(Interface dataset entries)
• • • • • • •

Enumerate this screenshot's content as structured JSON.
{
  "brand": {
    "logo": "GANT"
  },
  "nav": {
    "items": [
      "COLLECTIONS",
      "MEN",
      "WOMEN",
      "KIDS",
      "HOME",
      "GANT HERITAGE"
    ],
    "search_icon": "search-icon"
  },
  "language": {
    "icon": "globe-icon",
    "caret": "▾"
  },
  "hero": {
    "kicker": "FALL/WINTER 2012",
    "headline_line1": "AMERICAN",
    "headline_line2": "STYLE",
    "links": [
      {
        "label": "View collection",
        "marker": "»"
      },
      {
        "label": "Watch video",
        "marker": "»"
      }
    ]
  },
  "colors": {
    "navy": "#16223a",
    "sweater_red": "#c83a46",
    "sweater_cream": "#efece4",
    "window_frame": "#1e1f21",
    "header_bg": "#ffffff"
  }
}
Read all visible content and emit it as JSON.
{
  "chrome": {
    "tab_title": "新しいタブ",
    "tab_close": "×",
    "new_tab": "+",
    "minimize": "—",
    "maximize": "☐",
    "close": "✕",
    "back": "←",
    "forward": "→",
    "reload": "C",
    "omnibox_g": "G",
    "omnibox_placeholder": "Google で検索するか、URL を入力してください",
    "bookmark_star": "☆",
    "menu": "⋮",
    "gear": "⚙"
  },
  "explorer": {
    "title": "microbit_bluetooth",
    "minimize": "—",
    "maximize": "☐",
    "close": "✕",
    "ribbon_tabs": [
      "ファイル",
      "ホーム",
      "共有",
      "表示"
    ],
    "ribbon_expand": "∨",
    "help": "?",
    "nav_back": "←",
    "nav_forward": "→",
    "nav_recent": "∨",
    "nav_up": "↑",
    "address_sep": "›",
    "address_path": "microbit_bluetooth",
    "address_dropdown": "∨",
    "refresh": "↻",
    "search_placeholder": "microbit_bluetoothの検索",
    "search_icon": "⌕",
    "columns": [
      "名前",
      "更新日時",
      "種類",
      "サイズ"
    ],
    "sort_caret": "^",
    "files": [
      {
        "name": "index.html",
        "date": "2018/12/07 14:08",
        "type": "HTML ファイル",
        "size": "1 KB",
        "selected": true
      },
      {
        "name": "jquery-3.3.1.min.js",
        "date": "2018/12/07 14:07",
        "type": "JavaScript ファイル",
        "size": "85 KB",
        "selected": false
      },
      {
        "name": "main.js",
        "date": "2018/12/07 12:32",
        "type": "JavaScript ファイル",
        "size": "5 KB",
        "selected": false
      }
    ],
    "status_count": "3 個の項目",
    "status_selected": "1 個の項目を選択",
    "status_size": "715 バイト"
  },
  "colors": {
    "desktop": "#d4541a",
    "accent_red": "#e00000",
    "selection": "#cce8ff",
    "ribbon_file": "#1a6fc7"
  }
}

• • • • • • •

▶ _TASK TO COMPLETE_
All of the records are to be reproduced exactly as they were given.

▶ _RESPONSE AREA_
Enumerate this screenshot's content as structured JSON.
{
  "brand": {
    "logo": "GANT"
  },
  "nav": {
    "items": [
      "COLLECTIONS",
      "MEN",
      "WOMEN",
      "KIDS",
      "HOME",
      "GANT HERITAGE"
    ],
    "search_icon": "search-icon"
  },
  "language": {
    "icon": "globe-icon",
    "caret": "▾"
  },
  "hero": {
    "kicker": "FALL/WINTER 2012",
    "headline_line1": "AMERICAN",
    "headline_line2": "STYLE",
    "links": [
      {
        "label": "View collection",
        "marker": "»"
      },
      {
        "label": "Watch video",
        "marker": "»"
      }
    ]
  },
  "colors": {
    "navy": "#16223a",
    "sweater_red": "#c83a46",
    "sweater_cream": "#efece4",
    "window_frame": "#1e1f21",
    "header_bg": "#ffffff"
  }
}
Read all visible content and emit it as JSON.
{
  "chrome": {
    "tab_title": "新しいタブ",
    "tab_close": "×",
    "new_tab": "+",
    "minimize": "—",
    "maximize": "☐",
    "close": "✕",
    "back": "←",
    "forward": "→",
    "reload": "C",
    "omnibox_g": "G",
    "omnibox_placeholder": "Google で検索するか、URL を入力してください",
    "bookmark_star": "☆",
    "menu": "⋮",
    "gear": "⚙"
  },
  "explorer": {
    "title": "microbit_bluetooth",
    "minimize": "—",
    "maximize": "☐",
    "close": "✕",
    "ribbon_tabs": [
      "ファイル",
      "ホーム",
      "共有",
      "表示"
    ],
    "ribbon_expand": "∨",
    "help": "?",
    "nav_back": "←",
    "nav_forward": "→",
    "nav_recent": "∨",
    "nav_up": "↑",
    "address_sep": "›",
    "address_path": "microbit_bluetooth",
    "address_dropdown": "∨",
    "refresh": "↻",
    "search_placeholder": "microbit_bluetoothの検索",
    "search_icon": "⌕",
    "columns": [
      "名前",
      "更新日時",
      "種類",
      "サイズ"
    ],
    "sort_caret": "^",
    "files": [
      {
        "name": "index.html",
        "date": "2018/12/07 14:08",
        "type": "HTML ファイル",
        "size": "1 KB",
        "selected": true
      },
      {
        "name": "jquery-3.3.1.min.js",
        "date": "2018/12/07 14:07",
        "type": "JavaScript ファイル",
        "size": "85 KB",
        "selected": false
      },
      {
        "name": "main.js",
        "date": "2018/12/07 12:32",
        "type": "JavaScript ファイル",
        "size": "5 KB",
        "selected": false
      }
    ],
    "status_count": "3 個の項目",
    "status_selected": "1 個の項目を選択",
    "status_size": "715 バイト"
  },
  "colors": {
    "desktop": "#d4541a",
    "accent_red": "#e00000",
    "selection": "#cce8ff",
    "ribbon_file": "#1a6fc7"
  }
}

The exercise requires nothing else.